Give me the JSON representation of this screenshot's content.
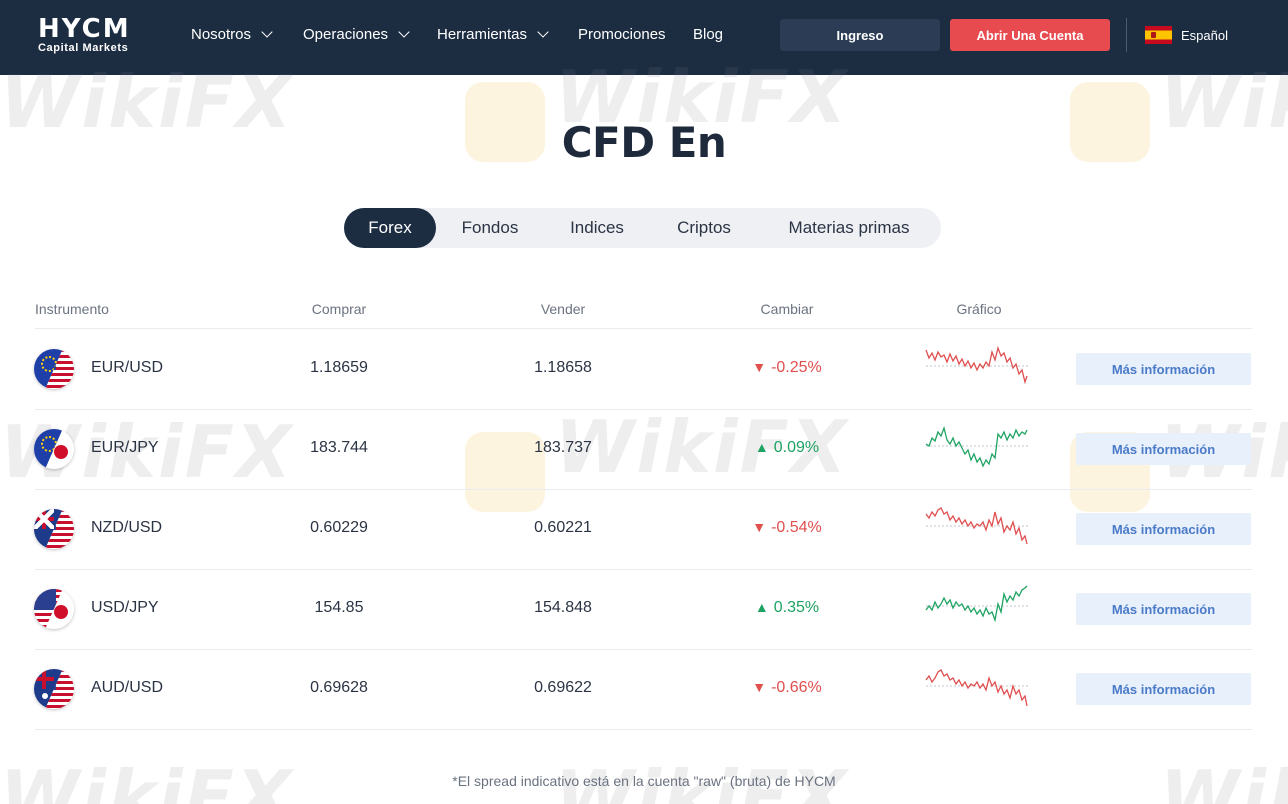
{
  "header": {
    "logo_main": "HYCM",
    "logo_sub": "Capital Markets",
    "nav": [
      {
        "label": "Nosotros",
        "dropdown": true
      },
      {
        "label": "Operaciones",
        "dropdown": true
      },
      {
        "label": "Herramientas",
        "dropdown": true
      },
      {
        "label": "Promociones",
        "dropdown": false
      },
      {
        "label": "Blog",
        "dropdown": false
      }
    ],
    "login_label": "Ingreso",
    "open_account_label": "Abrir Una Cuenta",
    "language": "Español"
  },
  "watermark_text": "WikiFX",
  "page_title": "CFD En",
  "tabs": [
    {
      "label": "Forex",
      "active": true
    },
    {
      "label": "Fondos",
      "active": false
    },
    {
      "label": "Indices",
      "active": false
    },
    {
      "label": "Criptos",
      "active": false
    },
    {
      "label": "Materias primas",
      "active": false
    }
  ],
  "table": {
    "headers": {
      "instrument": "Instrumento",
      "buy": "Comprar",
      "sell": "Vender",
      "change": "Cambiar",
      "chart": "Gráfico"
    },
    "more_label": "Más información",
    "rows": [
      {
        "instrument": "EUR/USD",
        "buy": "1.18659",
        "sell": "1.18658",
        "change": "-0.25%",
        "direction": "down",
        "flags": [
          "eu",
          "us"
        ]
      },
      {
        "instrument": "EUR/JPY",
        "buy": "183.744",
        "sell": "183.737",
        "change": "0.09%",
        "direction": "up",
        "flags": [
          "eu",
          "jp"
        ]
      },
      {
        "instrument": "NZD/USD",
        "buy": "0.60229",
        "sell": "0.60221",
        "change": "-0.54%",
        "direction": "down",
        "flags": [
          "nz",
          "us"
        ]
      },
      {
        "instrument": "USD/JPY",
        "buy": "154.85",
        "sell": "154.848",
        "change": "0.35%",
        "direction": "up",
        "flags": [
          "us",
          "jp"
        ]
      },
      {
        "instrument": "AUD/USD",
        "buy": "0.69628",
        "sell": "0.69622",
        "change": "-0.66%",
        "direction": "down",
        "flags": [
          "au",
          "us"
        ]
      }
    ]
  },
  "footnote": "*El spread indicativo está en la cuenta \"raw\" (bruta) de HYCM",
  "colors": {
    "header_bg": "#1c2d42",
    "accent_red": "#e84b4f",
    "down": "#e04e4e",
    "up": "#1ea362",
    "more_bg": "#e8f0fb",
    "more_text": "#4a7ac8"
  },
  "icons": {
    "down_arrow": "▼",
    "up_arrow": "▲"
  }
}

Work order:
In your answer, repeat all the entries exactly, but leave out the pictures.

Exercise output:
Give me the JSON representation of this screenshot's content.
{
  "header": {
    "logo_main": "HYCM",
    "logo_sub": "Capital Markets",
    "nav": [
      {
        "label": "Nosotros",
        "dropdown": true
      },
      {
        "label": "Operaciones",
        "dropdown": true
      },
      {
        "label": "Herramientas",
        "dropdown": true
      },
      {
        "label": "Promociones",
        "dropdown": false
      },
      {
        "label": "Blog",
        "dropdown": false
      }
    ],
    "login_label": "Ingreso",
    "open_account_label": "Abrir Una Cuenta",
    "language": "Español"
  },
  "watermark_text": "WikiFX",
  "page_title": "CFD En",
  "tabs": [
    {
      "label": "Forex",
      "active": true
    },
    {
      "label": "Fondos",
      "active": false
    },
    {
      "label": "Indices",
      "active": false
    },
    {
      "label": "Criptos",
      "active": false
    },
    {
      "label": "Materias primas",
      "active": false
    }
  ],
  "table": {
    "headers": {
      "instrument": "Instrumento",
      "buy": "Comprar",
      "sell": "Vender",
      "change": "Cambiar",
      "chart": "Gráfico"
    },
    "more_label": "Más información",
    "rows": [
      {
        "instrument": "EUR/USD",
        "buy": "1.18659",
        "sell": "1.18658",
        "change": "-0.25%",
        "direction": "down",
        "flags": [
          "eu",
          "us"
        ]
      },
      {
        "instrument": "EUR/JPY",
        "buy": "183.744",
        "sell": "183.737",
        "change": "0.09%",
        "direction": "up",
        "flags": [
          "eu",
          "jp"
        ]
      },
      {
        "instrument": "NZD/USD",
        "buy": "0.60229",
        "sell": "0.60221",
        "change": "-0.54%",
        "direction": "down",
        "flags": [
          "nz",
          "us"
        ]
      },
      {
        "instrument": "USD/JPY",
        "buy": "154.85",
        "sell": "154.848",
        "change": "0.35%",
        "direction": "up",
        "flags": [
          "us",
          "jp"
        ]
      },
      {
        "instrument": "AUD/USD",
        "buy": "0.69628",
        "sell": "0.69622",
        "change": "-0.66%",
        "direction": "down",
        "flags": [
          "au",
          "us"
        ]
      }
    ]
  },
  "footnote": "*El spread indicativo está en la cuenta \"raw\" (bruta) de HYCM",
  "colors": {
    "header_bg": "#1c2d42",
    "accent_red": "#e84b4f",
    "down": "#e04e4e",
    "up": "#1ea362",
    "more_bg": "#e8f0fb",
    "more_text": "#4a7ac8"
  },
  "icons": {
    "down_arrow": "▼",
    "up_arrow": "▲"
  }
}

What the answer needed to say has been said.